▶ Exercise objective: Report each line of the entries that includes "from" by copying it.

⟨

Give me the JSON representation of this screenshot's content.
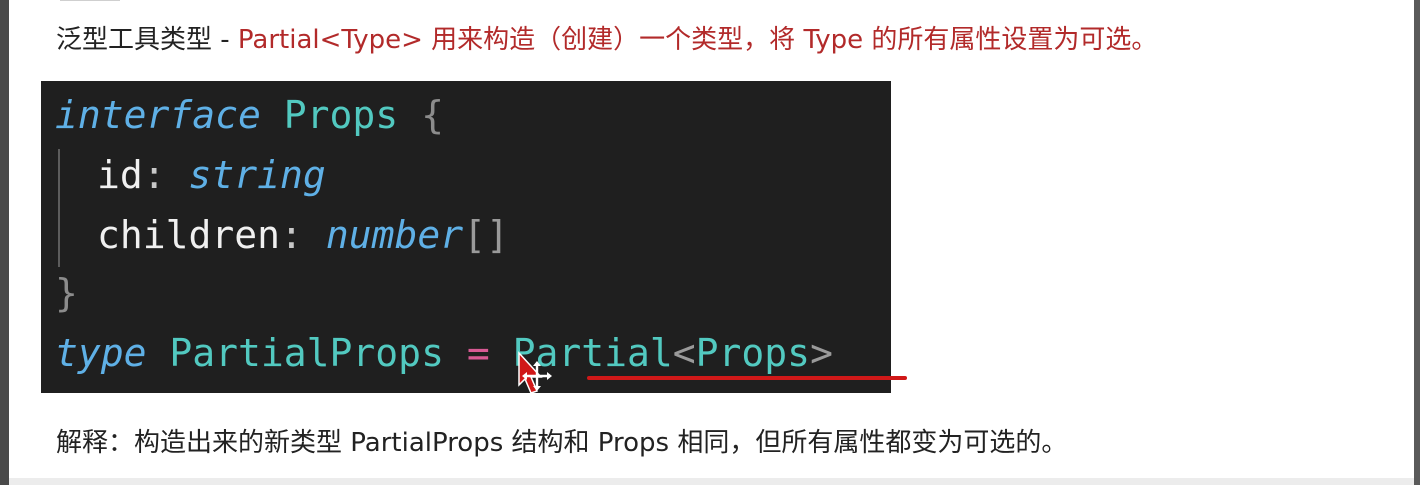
{
  "heading": {
    "prefix": "泛型工具类型 - ",
    "highlight": "Partial<Type> 用来构造（创建）一个类型，将 Type 的所有属性设置为可选。"
  },
  "code": {
    "line1": {
      "kw": "interface",
      "name": "Props",
      "brace": "{"
    },
    "line2": {
      "prop": "id",
      "colon": ":",
      "type": "string"
    },
    "line3": {
      "prop": "children",
      "colon": ":",
      "type": "number",
      "brackets": "[]"
    },
    "line4": {
      "brace": "}"
    },
    "line5": {
      "kw": "type",
      "name": "PartialProps",
      "op": "=",
      "generic": "Partial",
      "lt": "<",
      "arg": "Props",
      "gt": ">"
    }
  },
  "explanation": "解释：构造出来的新类型 PartialProps 结构和 Props 相同，但所有属性都变为可选的。",
  "icons": {
    "cursor": "move-cursor-icon"
  },
  "colors": {
    "highlight": "#b22a2a",
    "code_bg": "#1f1f1f",
    "keyword": "#5fb0e6",
    "type_name": "#52c9c0",
    "operator": "#d85a94",
    "annotation_underline": "#d01818"
  }
}
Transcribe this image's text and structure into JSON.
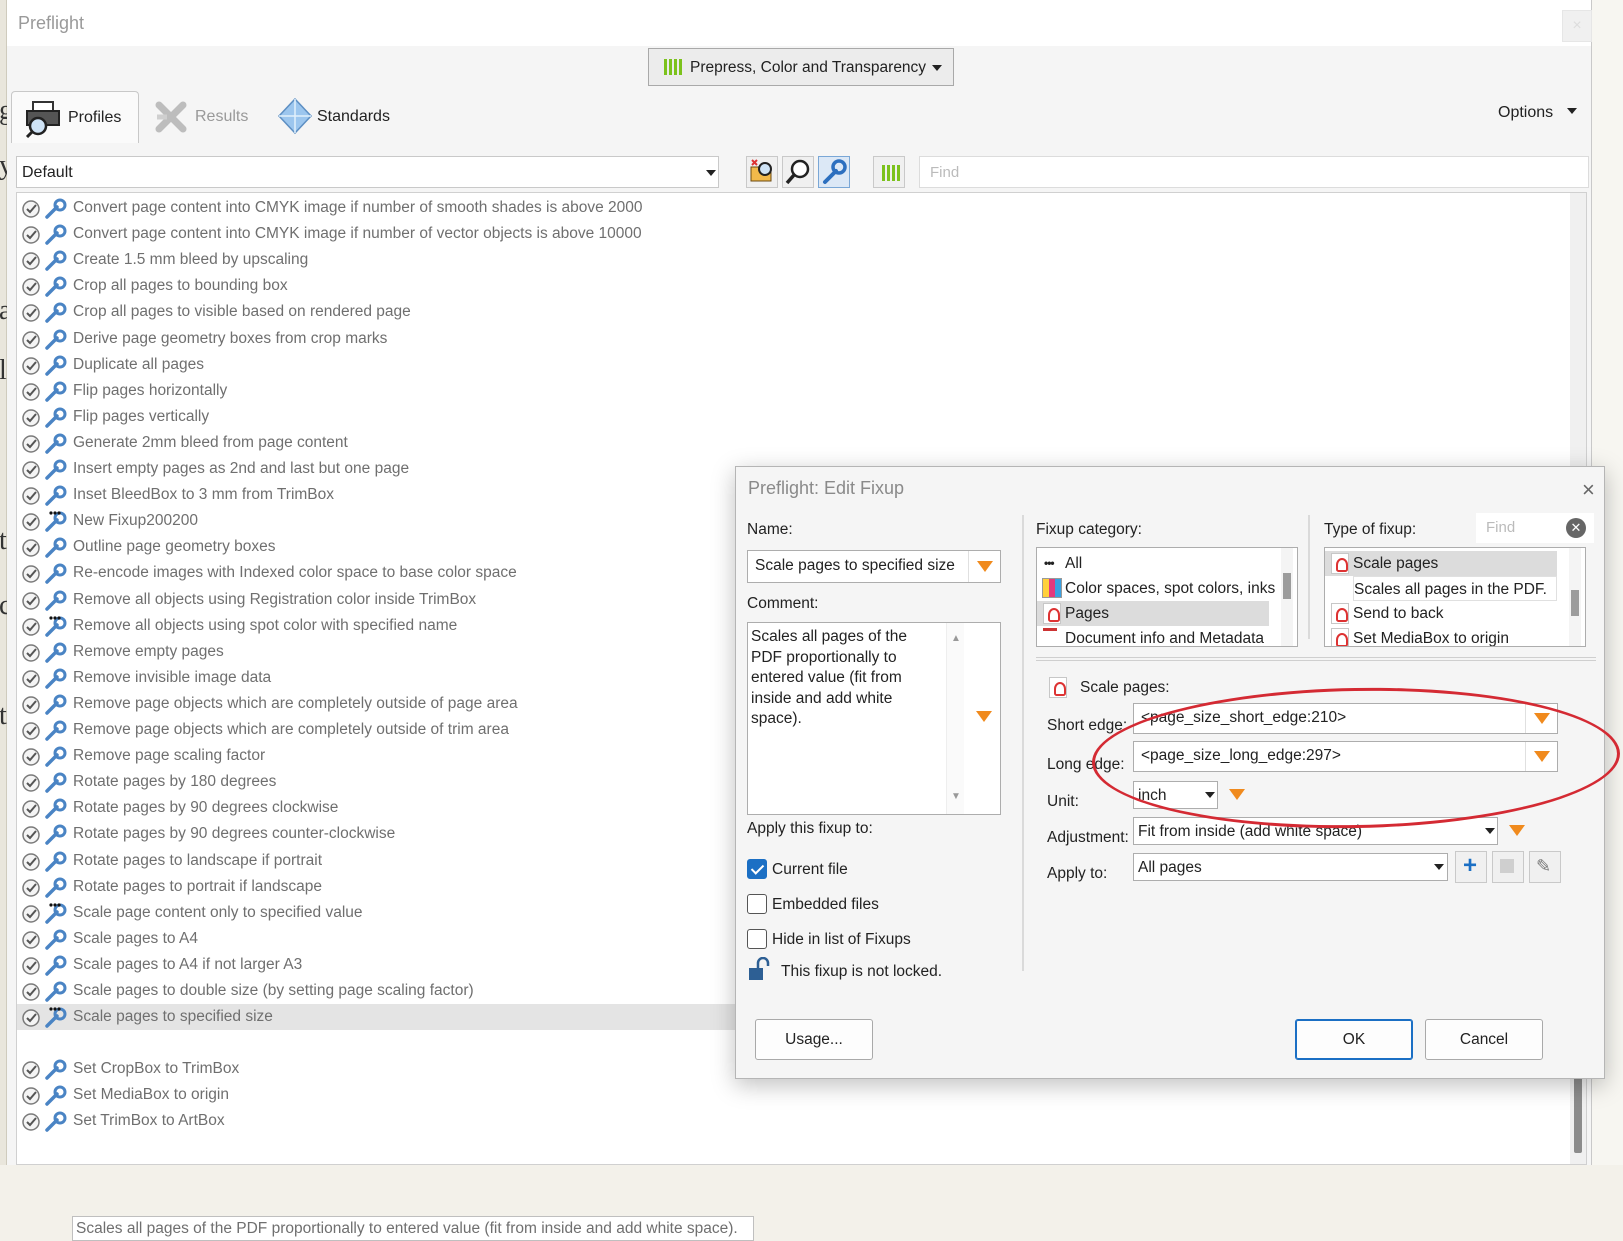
{
  "background": {
    "letters": [
      "g",
      "y",
      "a",
      "l",
      "t",
      "c",
      "t"
    ]
  },
  "window": {
    "title": "Preflight",
    "close_glyph": "×"
  },
  "profile_dropdown": {
    "label": "Prepress, Color and Transparency"
  },
  "tabs": [
    {
      "label": "Profiles",
      "icon": "printer-magnifier-icon"
    },
    {
      "label": "Results",
      "icon": "results-cross-icon"
    },
    {
      "label": "Standards",
      "icon": "diamond-icon"
    }
  ],
  "options_label": "Options",
  "filter": {
    "value": "Default"
  },
  "toolbar": {
    "find_placeholder": "Find"
  },
  "fixups": [
    "Convert page content into CMYK image if number of smooth shades is above 2000",
    "Convert page content into CMYK image if number of vector objects is above 10000",
    "Create 1.5 mm bleed by upscaling",
    "Crop all pages to bounding box",
    "Crop all pages to visible based on rendered page",
    "Derive page geometry boxes from crop marks",
    "Duplicate all pages",
    "Flip pages horizontally",
    "Flip pages vertically",
    "Generate 2mm bleed from page content",
    "Insert empty pages as 2nd and last but one page",
    "Inset BleedBox to 3 mm from TrimBox",
    "New Fixup200200",
    "Outline page geometry boxes",
    "Re-encode images with Indexed color space to base color space",
    "Remove all objects using Registration color inside TrimBox",
    "Remove all objects using spot color with specified name",
    "Remove empty pages",
    "Remove invisible image data",
    "Remove page objects which are completely outside of page area",
    "Remove page objects which are completely outside of trim area",
    "Remove page scaling factor",
    "Rotate pages by 180 degrees",
    "Rotate pages by 90 degrees clockwise",
    "Rotate pages by 90 degrees counter-clockwise",
    "Rotate pages to landscape if portrait",
    "Rotate pages to portrait if landscape",
    "Scale page content only to specified value",
    "Scale pages to A4",
    "Scale pages to A4 if not larger A3",
    "Scale pages to double size (by setting page scaling factor)",
    "Scale pages to specified size",
    "Set CropBox to TrimBox",
    "Set MediaBox to origin",
    "Set TrimBox to ArtBox"
  ],
  "fixups_dotted": [
    12,
    16,
    27,
    31
  ],
  "selected_fixup": 31,
  "selected_description": "Scales all pages of the PDF proportionally to entered value (fit from inside and add white space).",
  "dialog": {
    "title": "Preflight: Edit Fixup",
    "name_label": "Name:",
    "name_value": "Scale pages to specified size",
    "comment_label": "Comment:",
    "comment_text": "Scales all pages of the PDF proportionally to entered value (fit from inside and add white space).",
    "apply_label": "Apply this fixup to:",
    "current_file": "Current file",
    "embedded_files": "Embedded files",
    "hide_in_list": "Hide in list of Fixups",
    "lock_text": "This fixup is not locked.",
    "usage_button": "Usage...",
    "ok_button": "OK",
    "cancel_button": "Cancel",
    "category_label": "Fixup category:",
    "categories": [
      "All",
      "Color spaces, spot colors, inks",
      "Pages",
      "Document info and Metadata"
    ],
    "category_selected": 2,
    "type_label": "Type of fixup:",
    "type_find_placeholder": "Find",
    "types": [
      "Scale pages",
      "Scales all pages in the PDF.",
      "Send to back",
      "Set MediaBox to origin"
    ],
    "type_selected": 0,
    "section_title": "Scale pages:",
    "short_edge_label": "Short edge:",
    "short_edge_value": "<page_size_short_edge:210>",
    "long_edge_label": "Long edge:",
    "long_edge_value": "<page_size_long_edge:297>",
    "unit_label": "Unit:",
    "unit_value": "inch",
    "adjustment_label": "Adjustment:",
    "adjustment_value": "Fit from inside (add white space)",
    "apply_to_label": "Apply to:",
    "apply_to_value": "All pages"
  },
  "colors": {
    "accent": "#1b6fc4",
    "dropdown_arrow": "#f08a1d",
    "annotation": "#d42a33",
    "green_bars": "#7cc21c"
  }
}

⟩

▶ Solved problem:
    "Derive page geometry boxes from crop marks",
    "Generate 2mm bleed from page content",
    "Inset BleedBox to 3 mm from TrimBox",
  "selected_description": "Scales all pages of the PDF proportionally to entered value (fit from inside and add white space).",
    "comment_text": "Scales all pages of the PDF proportionally to entered value (fit from inside and add white space).",
    "adjustment_value": "Fit from inside (add white space)",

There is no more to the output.